Protection of employees’ privacy and personal data

Given the above measures, in particular as regards increased information requirements for employees (private travel destinations, health and symptoms, etc.) and the introduction of new employee monitoring procedures (database of risky employees, temperature measurement and recording, thermo cameras such as automated systems, etc.) , the protection of employees’ privacy in particular pursuant to Section 316 para. 2 of the Labour Code and regulation of personal data protection of employees and conditions of their processing especially according to the general regulation on personal data protection (GDPR).

As a general rule, the interference with the privacy of employees in the form of their monitoring must be proportionate, must not be carried out without a serious reason given the special nature of the employer’s activity and the employer must inform the employee in advance of its scope and manner of implementation. I believe that “a serious reason for the special nature of the employer’s activity” can be replaced by the severity of the situation in the event of increased occurrence or epidemic of coronavirus in the Czech Republic, provided that the adequacy of the measures is respected.

Regarding the introduction of new processes for processing of personal data of employees in connection with obtaining information from employees that are not primarily necessary for standard human resources management (destination and holiday period in the risk area, travel itinerary, information about ongoing health status, or introduction of thermo meters, etc.), it is necessary to observe the basic principles and rules of personal data processing according to the GDPR. These are in particular:

  • preliminary analysis of the risks and impacts of such processing and assessment of its legitimacy and legality (general data protection impact analysis – DPIA or formalised DPIA according to the GDPR);
  • act in accordance with Privacy by Design and Privacy by Default;
  • compliance with basic processing principles (legality, fairness, transparency, purpose limitation, data minimisation, accuracy, retention limitations, integrity and confidentiality);
  • fulfilment of obligations related to the processing of personal data, in particular the creation of adequate documentation and implementation of appropriate processes.


To conclude, I would recommend that employers and their management should now calmly consider the necessity and appropriateness of introducing at least some of the measures described above and be prepared to deal with the possible occurrence of coronavirus or only a risky employee.

The occurrence and spread of coronavirus serve as an exemplary situation that demonstrates the need to think about risk management, compliance and prevention, as its effects may exceed the company’s business losses.

At the time of the publication of this article, no case of coronavirus was confirmed in the Czech Republic. Unfortunately, given the gradual spread of coronavirus in Europe, this cannot be excluded.


Mgr. Jakub Málek, partner – malek@plegal.cz




28. 02. 2020

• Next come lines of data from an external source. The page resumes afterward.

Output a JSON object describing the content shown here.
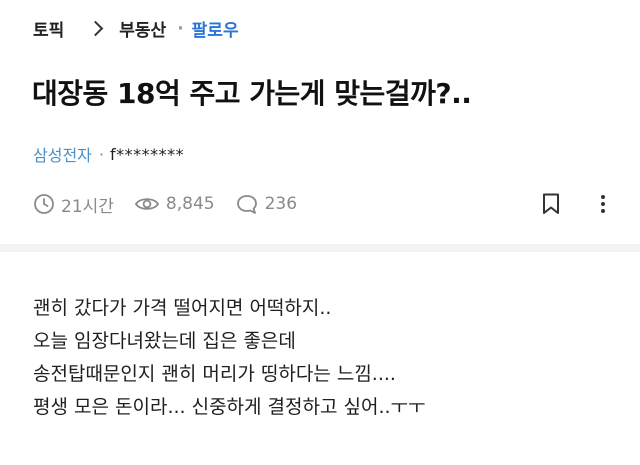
{
  "breadcrumb": {
    "section": "토픽",
    "category": "부동산",
    "follow_label": "팔로우"
  },
  "post": {
    "title": "대장동 18억 주고 가는게 맞는걸까?..",
    "author_company": "삼성전자",
    "author_separator": "·",
    "author_nickname": "f********",
    "time_ago": "21시간",
    "views": "8,845",
    "comments": "236",
    "body_lines": [
      "괜히 갔다가 가격 떨어지면 어떡하지..",
      "오늘 임장다녀왔는데 집은 좋은데",
      "송전탑때문인지 괜히 머리가 띵하다는 느낌....",
      "평생 모은 돈이라... 신중하게 결정하고 싶어..ㅜㅜ"
    ]
  },
  "icons": {
    "time": "clock-icon",
    "views": "eye-icon",
    "comments": "comment-bubble-icon",
    "bookmark": "bookmark-icon",
    "more": "more-vertical-icon"
  },
  "colors": {
    "follow": "#2a75d8",
    "company": "#4a90c7",
    "muted": "#8a8a8a",
    "divider": "#f2f3f5"
  }
}
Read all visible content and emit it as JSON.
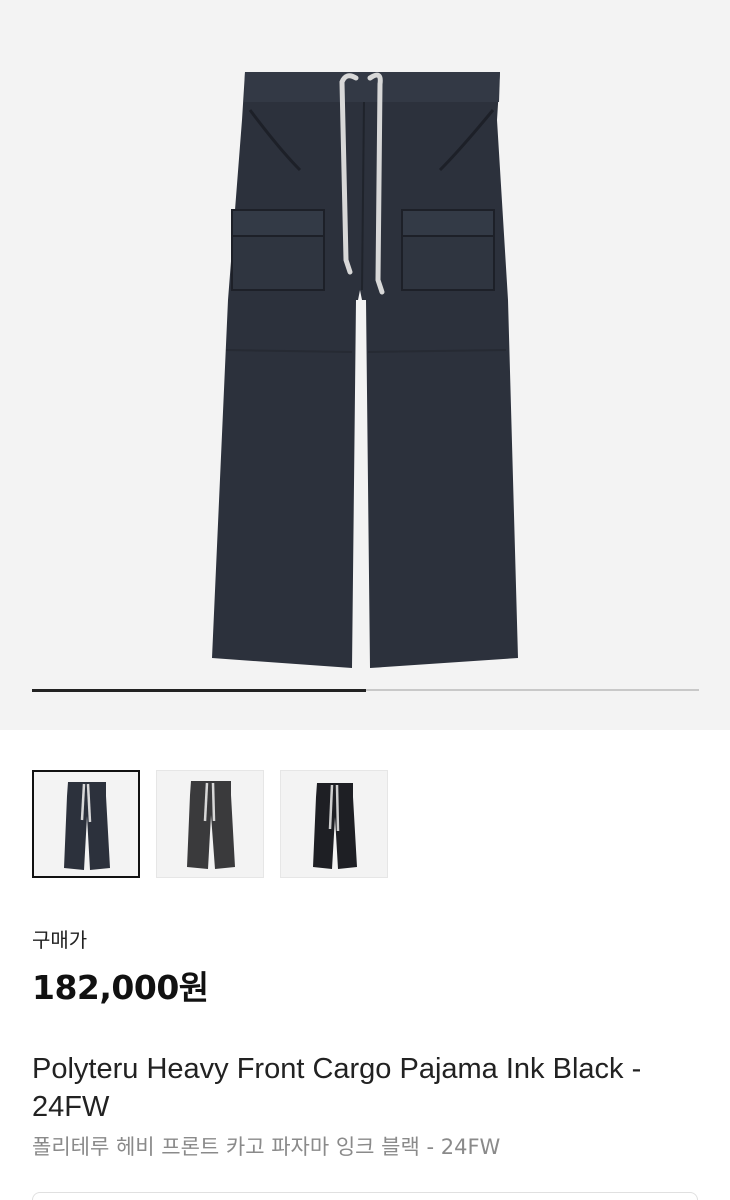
{
  "gallery": {
    "main_image": "product-photo-pants",
    "image_count": 3,
    "active_index": 1,
    "progress_fraction": 0.5,
    "thumbnails": [
      {
        "image": "pants-front-ink-black",
        "active": true
      },
      {
        "image": "pants-front-dark-grey",
        "active": false
      },
      {
        "image": "pants-front-black-model",
        "active": false
      }
    ]
  },
  "price": {
    "label": "구매가",
    "value": "182,000원"
  },
  "product": {
    "title": "Polyteru Heavy Front Cargo Pajama Ink Black - 24FW",
    "subtitle": "폴리테루 헤비 프론트 카고 파자마 잉크 블랙 - 24FW"
  },
  "colors": {
    "hero_bg": "#f3f3f3",
    "pants": "#2c313c",
    "drawstring": "#d8d8d8",
    "progress_active": "#222222",
    "subtitle_text": "#8a8a8a"
  }
}
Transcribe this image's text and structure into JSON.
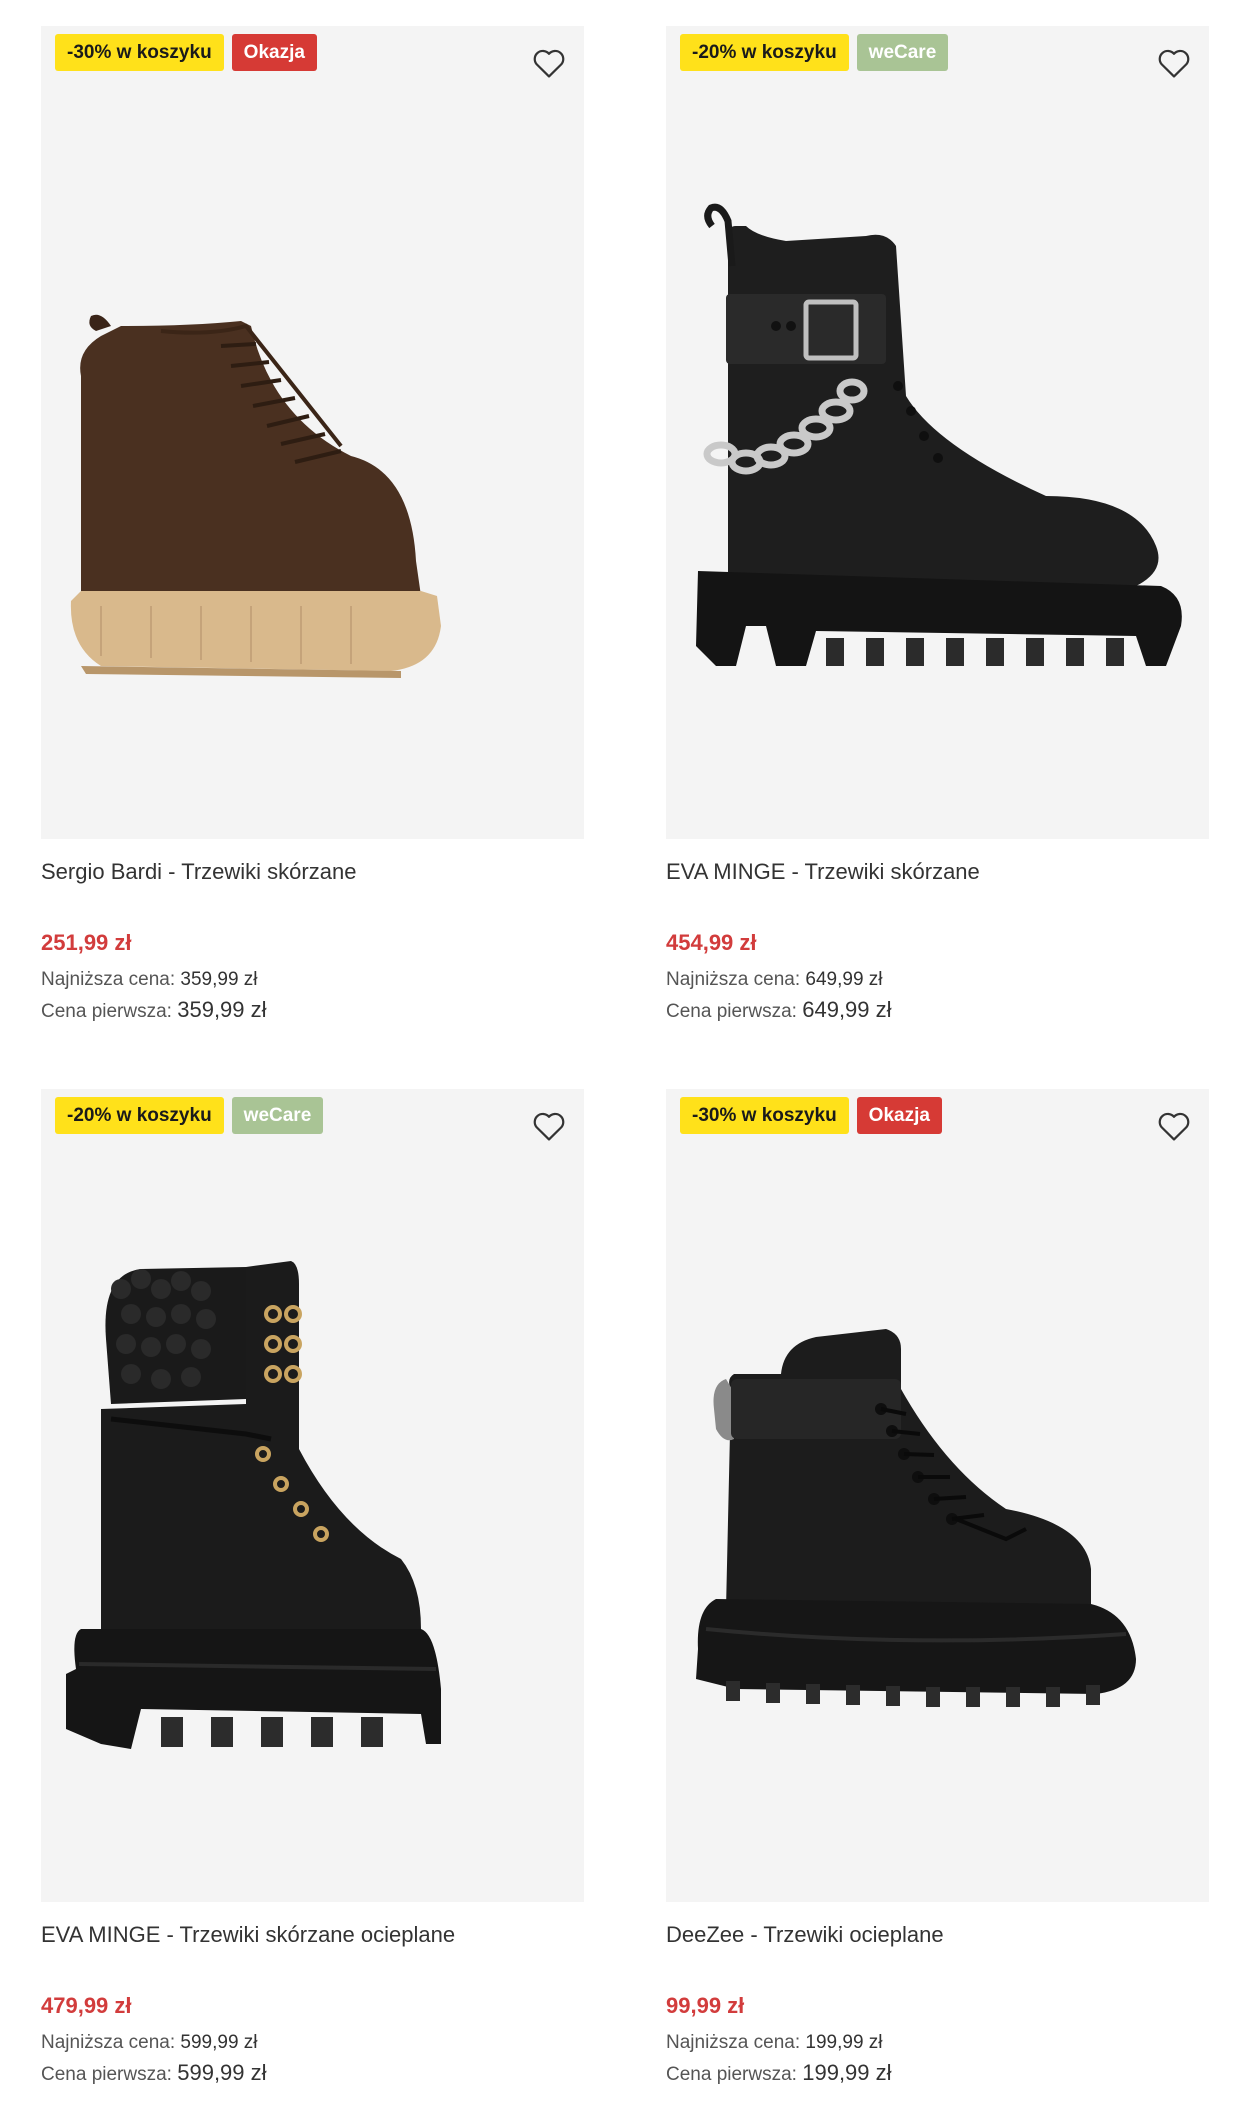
{
  "products": [
    {
      "badges": [
        {
          "text": "-30% w koszyku",
          "style": "yellow"
        },
        {
          "text": "Okazja",
          "style": "red"
        }
      ],
      "title": "Sergio Bardi - Trzewiki skórzane",
      "price": "251,99 zł",
      "lowest_label": "Najniższa cena:",
      "lowest_value": "359,99 zł",
      "first_label": "Cena pierwsza:",
      "first_value": "359,99 zł",
      "image": "brown-suede-lace-up-boot"
    },
    {
      "badges": [
        {
          "text": "-20% w koszyku",
          "style": "yellow"
        },
        {
          "text": "weCare",
          "style": "green"
        }
      ],
      "title": "EVA MINGE - Trzewiki skórzane",
      "price": "454,99 zł",
      "lowest_label": "Najniższa cena:",
      "lowest_value": "649,99 zł",
      "first_label": "Cena pierwsza:",
      "first_value": "649,99 zł",
      "image": "black-chain-combat-boot"
    },
    {
      "badges": [
        {
          "text": "-20% w koszyku",
          "style": "yellow"
        },
        {
          "text": "weCare",
          "style": "green"
        }
      ],
      "title": "EVA MINGE - Trzewiki skórzane ocieplane",
      "price": "479,99 zł",
      "lowest_label": "Najniższa cena:",
      "lowest_value": "599,99 zł",
      "first_label": "Cena pierwsza:",
      "first_value": "599,99 zł",
      "image": "black-shearling-platform-boot"
    },
    {
      "badges": [
        {
          "text": "-30% w koszyku",
          "style": "yellow"
        },
        {
          "text": "Okazja",
          "style": "red"
        }
      ],
      "title": "DeeZee - Trzewiki ocieplane",
      "price": "99,99 zł",
      "lowest_label": "Najniższa cena:",
      "lowest_value": "199,99 zł",
      "first_label": "Cena pierwsza:",
      "first_value": "199,99 zł",
      "image": "black-hiking-lace-boot"
    }
  ],
  "colors": {
    "badge_yellow": "#ffe11a",
    "badge_red": "#d63a35",
    "badge_green": "#a9c495",
    "price_red": "#d23c3c"
  },
  "icons": {
    "favorite": "heart-outline-icon"
  }
}
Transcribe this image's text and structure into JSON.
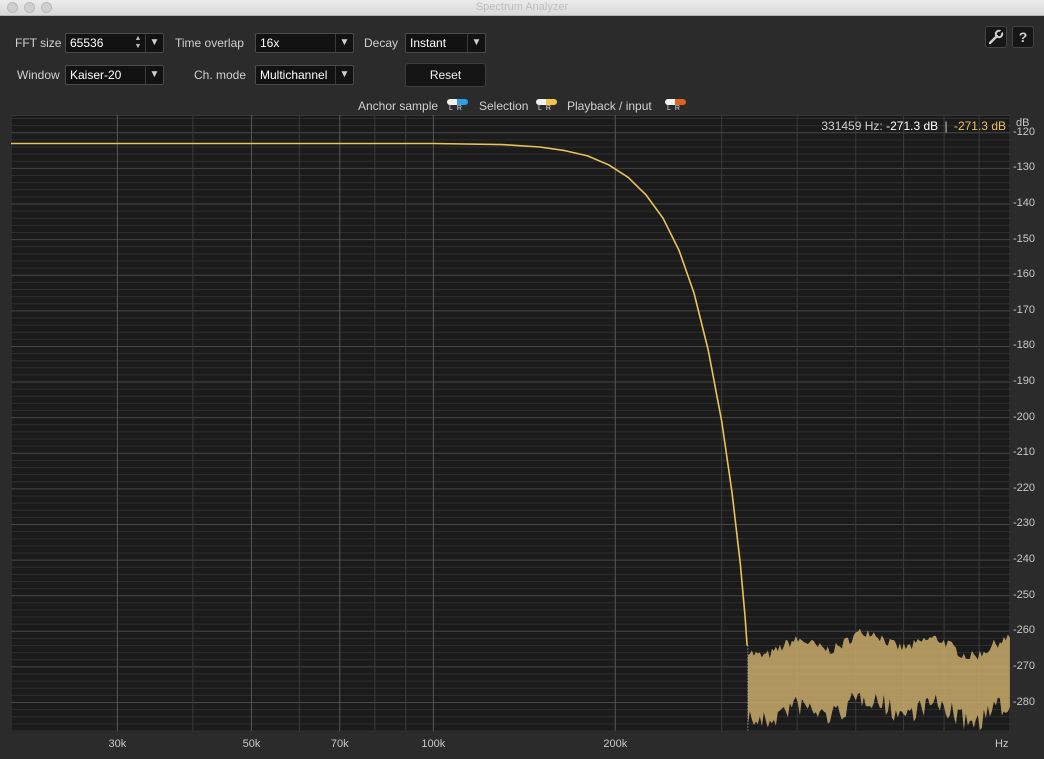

[1] COVID-19: information for citizens. Ministry of Health of the Czech Republic [online]. Copyright © 2010 [cit. 27.02.2020]. Available from: http://www.mzcr.cz/dokumenty/koronavirus-2019-ncov-informace-pro-obcany_18432_4122_1.html

[2] COVID-19: information to physicians. Ministry of Health of the Czech Republic [online]. Copyright © 2010 [cit. 27.02.2020]. Available at: http://www.mzcr.cz/dokumenty/koronavirus-2019-ncov-informace-pro-lekare_18433_4122_1.html or Recommendations on individuals with a travel history – What to do if you have arrived in the last 14 days from the area of infection coronavirus, EAA. EAA [online]. Copyright © 2007 [cit. 27.02.2020]. Available from: http://szu.cz/tema/prevence/doporuceni-k-jedincum-s-cestovatelskou-anamnezou